— About this task —
Give the listing again in full, exactly as written.

— Data for the task —
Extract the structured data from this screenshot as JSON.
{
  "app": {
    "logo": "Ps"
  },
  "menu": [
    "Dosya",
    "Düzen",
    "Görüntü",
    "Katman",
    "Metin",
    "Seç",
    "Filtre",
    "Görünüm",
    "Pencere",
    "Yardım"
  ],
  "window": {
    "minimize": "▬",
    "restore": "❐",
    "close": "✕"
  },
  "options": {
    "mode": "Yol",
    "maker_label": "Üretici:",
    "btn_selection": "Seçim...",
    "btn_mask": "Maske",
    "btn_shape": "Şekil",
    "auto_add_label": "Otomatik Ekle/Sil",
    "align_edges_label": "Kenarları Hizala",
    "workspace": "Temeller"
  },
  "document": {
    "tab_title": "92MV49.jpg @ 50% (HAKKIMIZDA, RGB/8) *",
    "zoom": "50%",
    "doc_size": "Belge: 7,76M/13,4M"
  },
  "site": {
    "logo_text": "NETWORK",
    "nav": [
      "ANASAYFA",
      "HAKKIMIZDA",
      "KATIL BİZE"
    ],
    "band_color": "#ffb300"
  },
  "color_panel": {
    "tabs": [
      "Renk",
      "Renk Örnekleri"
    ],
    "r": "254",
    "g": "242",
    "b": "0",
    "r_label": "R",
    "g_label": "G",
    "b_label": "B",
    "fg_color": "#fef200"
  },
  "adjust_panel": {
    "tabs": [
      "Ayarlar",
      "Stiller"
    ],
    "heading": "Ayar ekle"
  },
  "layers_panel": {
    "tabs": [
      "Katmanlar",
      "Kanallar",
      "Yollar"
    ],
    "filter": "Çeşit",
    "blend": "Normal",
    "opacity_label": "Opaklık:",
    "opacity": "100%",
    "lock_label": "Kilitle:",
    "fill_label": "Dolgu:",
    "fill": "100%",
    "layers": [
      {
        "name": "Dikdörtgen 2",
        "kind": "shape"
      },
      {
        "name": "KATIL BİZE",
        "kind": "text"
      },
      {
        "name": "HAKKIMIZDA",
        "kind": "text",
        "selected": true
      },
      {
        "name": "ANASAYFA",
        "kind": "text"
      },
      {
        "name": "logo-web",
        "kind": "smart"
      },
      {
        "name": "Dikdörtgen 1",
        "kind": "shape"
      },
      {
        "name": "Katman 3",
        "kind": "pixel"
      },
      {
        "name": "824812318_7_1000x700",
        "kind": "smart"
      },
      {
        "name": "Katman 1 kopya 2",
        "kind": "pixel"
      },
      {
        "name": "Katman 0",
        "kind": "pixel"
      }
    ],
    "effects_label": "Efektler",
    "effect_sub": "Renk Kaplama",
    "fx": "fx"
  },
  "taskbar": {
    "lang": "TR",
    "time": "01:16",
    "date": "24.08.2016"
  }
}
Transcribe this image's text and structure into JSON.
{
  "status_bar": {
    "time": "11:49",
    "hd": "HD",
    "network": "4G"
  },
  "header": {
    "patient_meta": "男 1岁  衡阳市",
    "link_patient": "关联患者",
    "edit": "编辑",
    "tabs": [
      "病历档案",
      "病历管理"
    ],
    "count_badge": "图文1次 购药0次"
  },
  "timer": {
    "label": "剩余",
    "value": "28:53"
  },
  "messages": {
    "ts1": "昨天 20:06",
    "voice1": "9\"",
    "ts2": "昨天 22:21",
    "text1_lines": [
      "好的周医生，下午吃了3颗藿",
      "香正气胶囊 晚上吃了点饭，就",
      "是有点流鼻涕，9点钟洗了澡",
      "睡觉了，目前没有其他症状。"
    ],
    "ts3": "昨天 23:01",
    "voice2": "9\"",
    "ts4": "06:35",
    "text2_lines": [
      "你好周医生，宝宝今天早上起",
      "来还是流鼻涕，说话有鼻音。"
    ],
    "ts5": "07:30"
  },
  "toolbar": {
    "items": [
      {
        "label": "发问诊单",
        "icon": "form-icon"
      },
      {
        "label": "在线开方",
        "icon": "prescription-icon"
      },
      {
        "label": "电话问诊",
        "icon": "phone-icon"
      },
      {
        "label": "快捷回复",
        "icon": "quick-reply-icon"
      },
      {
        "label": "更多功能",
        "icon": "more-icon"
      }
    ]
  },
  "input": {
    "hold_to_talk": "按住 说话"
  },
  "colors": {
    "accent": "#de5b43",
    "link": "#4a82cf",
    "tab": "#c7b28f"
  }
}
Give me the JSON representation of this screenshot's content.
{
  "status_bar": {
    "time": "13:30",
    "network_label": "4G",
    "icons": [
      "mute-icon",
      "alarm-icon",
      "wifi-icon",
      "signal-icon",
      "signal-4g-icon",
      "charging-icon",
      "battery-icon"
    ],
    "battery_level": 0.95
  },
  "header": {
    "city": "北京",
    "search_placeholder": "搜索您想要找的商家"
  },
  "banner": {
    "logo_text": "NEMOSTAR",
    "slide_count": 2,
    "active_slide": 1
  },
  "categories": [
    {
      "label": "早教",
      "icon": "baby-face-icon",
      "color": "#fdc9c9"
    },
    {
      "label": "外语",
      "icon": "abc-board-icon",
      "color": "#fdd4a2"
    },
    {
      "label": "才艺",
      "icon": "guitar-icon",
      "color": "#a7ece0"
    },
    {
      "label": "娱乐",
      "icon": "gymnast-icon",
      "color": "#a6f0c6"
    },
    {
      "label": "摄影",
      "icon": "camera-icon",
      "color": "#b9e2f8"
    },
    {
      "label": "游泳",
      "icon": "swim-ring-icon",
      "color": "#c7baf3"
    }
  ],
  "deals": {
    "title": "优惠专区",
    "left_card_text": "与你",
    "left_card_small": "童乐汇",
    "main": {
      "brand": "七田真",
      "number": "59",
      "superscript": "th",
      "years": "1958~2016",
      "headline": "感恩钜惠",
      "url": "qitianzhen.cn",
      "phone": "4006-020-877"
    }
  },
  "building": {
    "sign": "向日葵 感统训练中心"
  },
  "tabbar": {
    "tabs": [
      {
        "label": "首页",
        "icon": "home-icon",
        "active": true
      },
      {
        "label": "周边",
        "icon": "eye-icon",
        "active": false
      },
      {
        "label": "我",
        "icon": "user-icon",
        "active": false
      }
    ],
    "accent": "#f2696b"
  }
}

— Exercise solution —
Extract the structured data from this screenshot as JSON.
{
  "app": {
    "logo": "Ps"
  },
  "menu": [
    "Dosya",
    "Düzen",
    "Görüntü",
    "Katman",
    "Metin",
    "Seç",
    "Filtre",
    "Görünüm",
    "Pencere",
    "Yardım"
  ],
  "window": {
    "minimize": "▬",
    "restore": "❐",
    "close": "✕"
  },
  "options": {
    "mode": "Yol",
    "maker_label": "Üretici:",
    "btn_selection": "Seçim...",
    "btn_mask": "Maske",
    "btn_shape": "Şekil",
    "auto_add_label": "Otomatik Ekle/Sil",
    "align_edges_label": "Kenarları Hizala",
    "workspace": "Temeller"
  },
  "document": {
    "tab_title": "92MV49.jpg @ 50% (HAKKIMIZDA, RGB/8) *",
    "zoom": "50%",
    "doc_size": "Belge: 7,76M/13,4M"
  },
  "site": {
    "logo_text": "NETWORK",
    "nav": [
      "ANASAYFA",
      "HAKKIMIZDA",
      "KATIL BİZE"
    ],
    "band_color": "#ffb300"
  },
  "color_panel": {
    "tabs": [
      "Renk",
      "Renk Örnekleri"
    ],
    "r": "254",
    "g": "242",
    "b": "0",
    "r_label": "R",
    "g_label": "G",
    "b_label": "B",
    "fg_color": "#fef200"
  },
  "adjust_panel": {
    "tabs": [
      "Ayarlar",
      "Stiller"
    ],
    "heading": "Ayar ekle"
  },
  "layers_panel": {
    "tabs": [
      "Katmanlar",
      "Kanallar",
      "Yollar"
    ],
    "filter": "Çeşit",
    "blend": "Normal",
    "opacity_label": "Opaklık:",
    "opacity": "100%",
    "lock_label": "Kilitle:",
    "fill_label": "Dolgu:",
    "fill": "100%",
    "layers": [
      {
        "name": "Dikdörtgen 2",
        "kind": "shape"
      },
      {
        "name": "KATIL BİZE",
        "kind": "text"
      },
      {
        "name": "HAKKIMIZDA",
        "kind": "text",
        "selected": true
      },
      {
        "name": "ANASAYFA",
        "kind": "text"
      },
      {
        "name": "logo-web",
        "kind": "smart"
      },
      {
        "name": "Dikdörtgen 1",
        "kind": "shape"
      },
      {
        "name": "Katman 3",
        "kind": "pixel"
      },
      {
        "name": "824812318_7_1000x700",
        "kind": "smart"
      },
      {
        "name": "Katman 1 kopya 2",
        "kind": "pixel"
      },
      {
        "name": "Katman 0",
        "kind": "pixel"
      }
    ],
    "effects_label": "Efektler",
    "effect_sub": "Renk Kaplama",
    "fx": "fx"
  },
  "taskbar": {
    "lang": "TR",
    "time": "01:16",
    "date": "24.08.2016"
  }
}
Transcribe this image's text and structure into JSON.
{
  "status_bar": {
    "time": "11:49",
    "hd": "HD",
    "network": "4G"
  },
  "header": {
    "patient_meta": "男 1岁  衡阳市",
    "link_patient": "关联患者",
    "edit": "编辑",
    "tabs": [
      "病历档案",
      "病历管理"
    ],
    "count_badge": "图文1次 购药0次"
  },
  "timer": {
    "label": "剩余",
    "value": "28:53"
  },
  "messages": {
    "ts1": "昨天 20:06",
    "voice1": "9\"",
    "ts2": "昨天 22:21",
    "text1_lines": [
      "好的周医生，下午吃了3颗藿",
      "香正气胶囊 晚上吃了点饭，就",
      "是有点流鼻涕，9点钟洗了澡",
      "睡觉了，目前没有其他症状。"
    ],
    "ts3": "昨天 23:01",
    "voice2": "9\"",
    "ts4": "06:35",
    "text2_lines": [
      "你好周医生，宝宝今天早上起",
      "来还是流鼻涕，说话有鼻音。"
    ],
    "ts5": "07:30"
  },
  "toolbar": {
    "items": [
      {
        "label": "发问诊单",
        "icon": "form-icon"
      },
      {
        "label": "在线开方",
        "icon": "prescription-icon"
      },
      {
        "label": "电话问诊",
        "icon": "phone-icon"
      },
      {
        "label": "快捷回复",
        "icon": "quick-reply-icon"
      },
      {
        "label": "更多功能",
        "icon": "more-icon"
      }
    ]
  },
  "input": {
    "hold_to_talk": "按住 说话"
  },
  "colors": {
    "accent": "#de5b43",
    "link": "#4a82cf",
    "tab": "#c7b28f"
  }
}
Give me the JSON representation of this screenshot's content.
{
  "status_bar": {
    "time": "13:30",
    "network_label": "4G",
    "icons": [
      "mute-icon",
      "alarm-icon",
      "wifi-icon",
      "signal-icon",
      "signal-4g-icon",
      "charging-icon",
      "battery-icon"
    ],
    "battery_level": 0.95
  },
  "header": {
    "city": "北京",
    "search_placeholder": "搜索您想要找的商家"
  },
  "banner": {
    "logo_text": "NEMOSTAR",
    "slide_count": 2,
    "active_slide": 1
  },
  "categories": [
    {
      "label": "早教",
      "icon": "baby-face-icon",
      "color": "#fdc9c9"
    },
    {
      "label": "外语",
      "icon": "abc-board-icon",
      "color": "#fdd4a2"
    },
    {
      "label": "才艺",
      "icon": "guitar-icon",
      "color": "#a7ece0"
    },
    {
      "label": "娱乐",
      "icon": "gymnast-icon",
      "color": "#a6f0c6"
    },
    {
      "label": "摄影",
      "icon": "camera-icon",
      "color": "#b9e2f8"
    },
    {
      "label": "游泳",
      "icon": "swim-ring-icon",
      "color": "#c7baf3"
    }
  ],
  "deals": {
    "title": "优惠专区",
    "left_card_text": "与你",
    "left_card_small": "童乐汇",
    "main": {
      "brand": "七田真",
      "number": "59",
      "superscript": "th",
      "years": "1958~2016",
      "headline": "感恩钜惠",
      "url": "qitianzhen.cn",
      "phone": "4006-020-877"
    }
  },
  "building": {
    "sign": "向日葵 感统训练中心"
  },
  "tabbar": {
    "tabs": [
      {
        "label": "首页",
        "icon": "home-icon",
        "active": true
      },
      {
        "label": "周边",
        "icon": "eye-icon",
        "active": false
      },
      {
        "label": "我",
        "icon": "user-icon",
        "active": false
      }
    ],
    "accent": "#f2696b"
  }
}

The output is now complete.